|Local fruit Juice|
|Shit happens... Just not to us|
Now before you stop reading because you already got sick of me telling you how great it is to work down here mapping coral reefs (and it is), I might make you a little happier by confessing that out of the 7 days I have been down here at least 3 of them have been long 10 hour days with me quite seasick (yesterday I fed the local fish population to much enjoyment of my colleague Bryan and our boat captain Kevin). Also, there is not much shade to be found at noon and the sun here turns you into a lobster in no time if you are not careful. Fortunately Kevin made my week by getting me a beautiful straw hat!
|A new kind of commute|
|Looks like the end of that rainbow is our boat...|
So what are we doing down here you might ponder? NOAA and other organizations has numerous projects that works towards restoring the health of the US Caribbean marine environment (although it is a daunting task). The coral reefs here have taken a very big hit and are only a shadow of what they once where. Climate change is one of the factors, but most likely development on land (which causing erosion and pollution) and overfishing have had the biggest toll on the reefs. On the bright side there are some coral comming back in areas where the environment have improved again, so its not all doom and gloom.
|New recruitment of the endangered Elkhorn coral brings hope for the future. |
It looks kind of lonely though...
Me and Bryan are currently collecting ground validation data (under water video) of shallow water habitats that we will later use to interpret areal imagery (ortophoto, laser survey and satellite imagery) to create detailed habitat maps of prioritized areas around St. John and St. Thomas. The maps can then be used as baseline data by local managers and partners to initiate further studies, plan restoration efforts and to better manage sensitive areas (hallelujah!). For us it means that we are zooming around in a boat to over 400 sites with a camera that we lower to the seafloor on pre selected sites, and when it is to shallow for the boat to navigate there is no choice but to hop in the water and go for a swim. Somebody HAS to do it.
|Getting the camera ready|
|Habitat mapping in action - Seagrass on sandy bottom|
|Bryan collecting habitat info on a shallow reef|
|Just doing his job|
|No Tape No Science|
|My new cubicle|
|One of the more colorful site we encountered, captured with my goPro |
Camera while testing out high resolution photos for mapping.

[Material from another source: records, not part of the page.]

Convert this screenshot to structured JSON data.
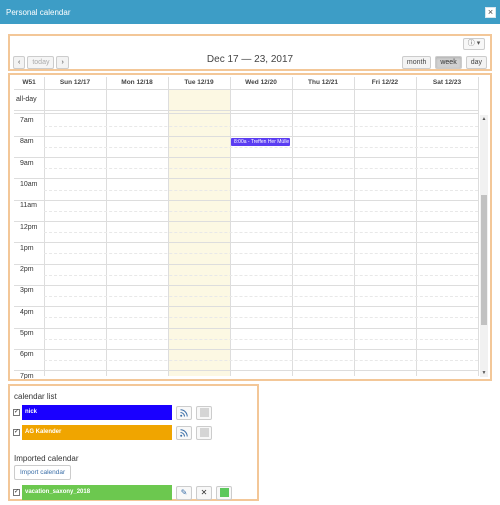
{
  "window": {
    "title": "Personal calendar",
    "close_glyph": "×"
  },
  "toolbar": {
    "help_label": "ⓘ ▾",
    "prev_glyph": "‹",
    "next_glyph": "›",
    "today_label": "today",
    "date_range": "Dec 17 — 23, 2017",
    "views": [
      "month",
      "week",
      "day"
    ],
    "active_view": "week"
  },
  "calendar": {
    "week_label": "W51",
    "allday_label": "all-day",
    "days": [
      "Sun 12/17",
      "Mon 12/18",
      "Tue 12/19",
      "Wed 12/20",
      "Thu 12/21",
      "Fri 12/22",
      "Sat 12/23"
    ],
    "today_index": 2,
    "hours": [
      "7am",
      "8am",
      "9am",
      "10am",
      "11am",
      "12pm",
      "1pm",
      "2pm",
      "3pm",
      "4pm",
      "5pm",
      "6pm",
      "7pm"
    ],
    "events": [
      {
        "title": "8:00a - Treffen Her Mülle",
        "day_index": 3,
        "start_hour_index": 1,
        "color": "#5b3df2"
      }
    ],
    "today_color": "#fcf8e3"
  },
  "calendar_list": {
    "heading": "calendar list",
    "items": [
      {
        "name": "nick",
        "color": "#1a00ff",
        "checked": true,
        "feed_icon": "rss-icon",
        "swatch_color": "#d5d5d5"
      },
      {
        "name": "AG Kalender",
        "color": "#f0a500",
        "checked": true,
        "feed_icon": "rss-icon",
        "swatch_color": "#d5d5d5"
      }
    ]
  },
  "imported": {
    "heading": "Imported calendar",
    "import_button": "Import calendar",
    "items": [
      {
        "name": "vacation_saxony_2018",
        "color": "#6cc84f",
        "checked": true,
        "edit_glyph": "✎",
        "delete_glyph": "✕",
        "swatch_color": "#5cc85c"
      }
    ]
  },
  "accent": {
    "titlebar": "#3d9dc6",
    "panel_border": "#f3c798"
  }
}
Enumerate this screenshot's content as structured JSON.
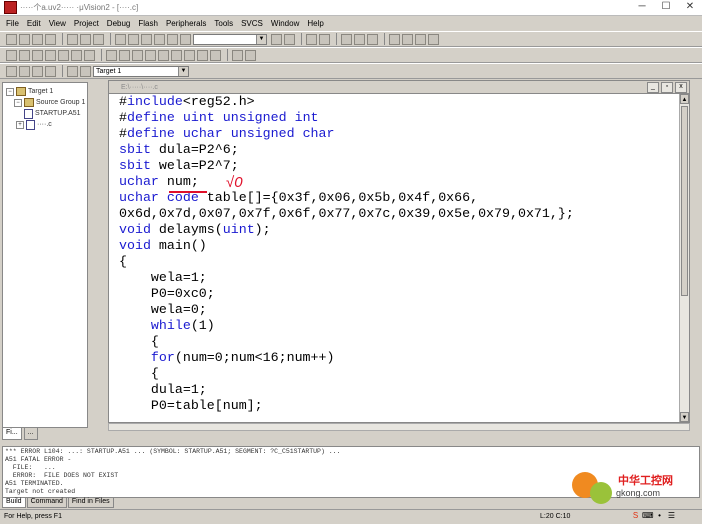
{
  "window": {
    "title": "·····个a.uv2····· ·μVision2 - [····.c]"
  },
  "menu": [
    "File",
    "Edit",
    "View",
    "Project",
    "Debug",
    "Flash",
    "Peripherals",
    "Tools",
    "SVCS",
    "Window",
    "Help"
  ],
  "toolbar3": {
    "target": "Target 1"
  },
  "project": {
    "tree": [
      "Target 1",
      "Source Group 1",
      "STARTUP.A51",
      "····.c"
    ],
    "tabs": [
      "Fi...",
      "..."
    ]
  },
  "editor": {
    "title": "E:\\·····\\····.c",
    "code": [
      "#include<reg52.h>",
      "#define uint unsigned int",
      "#define uchar unsigned char",
      "sbit dula=P2^6;",
      "sbit wela=P2^7;",
      "uchar num;",
      "uchar code table[]={0x3f,0x06,0x5b,0x4f,0x66,",
      "0x6d,0x7d,0x07,0x7f,0x6f,0x77,0x7c,0x39,0x5e,0x79,0x71,};",
      "void delayms(uint);",
      "void main()",
      "{",
      "    wela=1;",
      "    P0=0xc0;",
      "    wela=0;",
      "    while(1)",
      "    {",
      "    for(num=0;num<16;num++)",
      "    {",
      "    dula=1;",
      "    P0=table[num];"
    ],
    "annotation": "√0"
  },
  "output": {
    "lines": [
      "*** ERROR L104: ...: STARTUP.A51 ... (SYMBOL: STARTUP.A51; SEGMENT: ?C_C51STARTUP) ...",
      "A51 FATAL ERROR -",
      "  FILE:   ...",
      "  ERROR:  FILE DOES NOT EXIST",
      "A51 TERMINATED.",
      "Target not created"
    ],
    "tabs": [
      "Build",
      "Command",
      "Find in Files"
    ]
  },
  "status": {
    "help": "For Help, press F1",
    "position": "L:20 C:10"
  },
  "watermark": {
    "brand": "中华工控网",
    "domain": "gkong.com"
  }
}
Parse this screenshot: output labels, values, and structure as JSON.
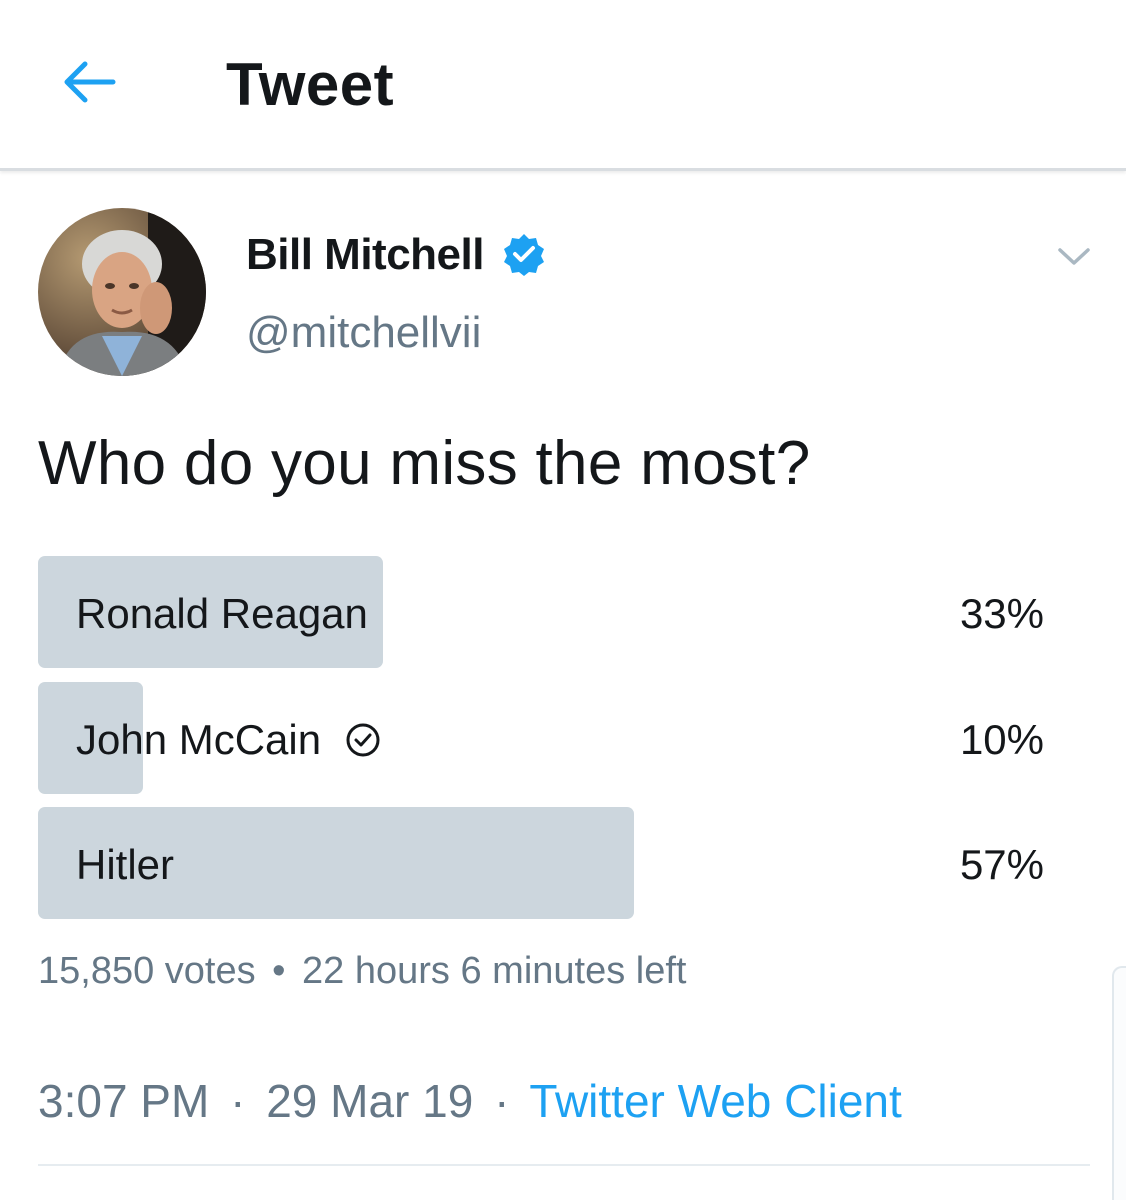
{
  "header": {
    "title": "Tweet",
    "back_icon": "arrow-left-icon"
  },
  "author": {
    "name": "Bill Mitchell",
    "handle": "@mitchellvii",
    "verified": true
  },
  "tweet": {
    "text": "Who do you miss the most?"
  },
  "poll": {
    "options": [
      {
        "label": "Ronald Reagan",
        "percent_label": "33%",
        "percent": 33,
        "voted": false
      },
      {
        "label": "John McCain",
        "percent_label": "10%",
        "percent": 10,
        "voted": true
      },
      {
        "label": "Hitler",
        "percent_label": "57%",
        "percent": 57,
        "voted": false
      }
    ],
    "votes": "15,850 votes",
    "time_left": "22 hours 6 minutes left",
    "separator": "•"
  },
  "meta": {
    "time": "3:07 PM",
    "date": "29 Mar 19",
    "separator": "·",
    "source": "Twitter Web Client"
  },
  "colors": {
    "accent": "#1da1f2",
    "poll_bar": "#ccd6dd",
    "secondary_text": "#657786"
  }
}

Today we had two people from the The Nature Conservancy on board our boat so they could learn more about our work down here. It was pretty great as we got some extra hands to help us out and we also got to see some of their coral restoration sites.
|Eric and Anne Marie from the Nature Conservancy helping us out for a day|
|Young Staghorn Coral in a TNC restoration area, attached to |
the rock with the help of epoxy and man power
|Relatively pristine habitat with the endangered staghorn coral that used |
to make up much of the reefs down here
|Meeting with the Park Service to inform the local managers of our results |
and get valuable feedback on how to make our products more useful to them
|Sneaking around St. Thomas in search for GeoFix points (used to |
control the areal imagery) in our not so camouflaged automobile...
|The hat saved my day. Once again.|
|Do I want the water to be warmer or colder? Hmm.. I might just go with what we have|
|Who said you could not eat science?|
Tomorrow awaits yet another day at work, this time we are taking on the mangrove lagoon by kayak. It might as well be me.
Skönt att du sitter säkert i en båt på det blå och "jobbar". <3 Men ack, vem tar hand om din arma hustru?!ReplyDelete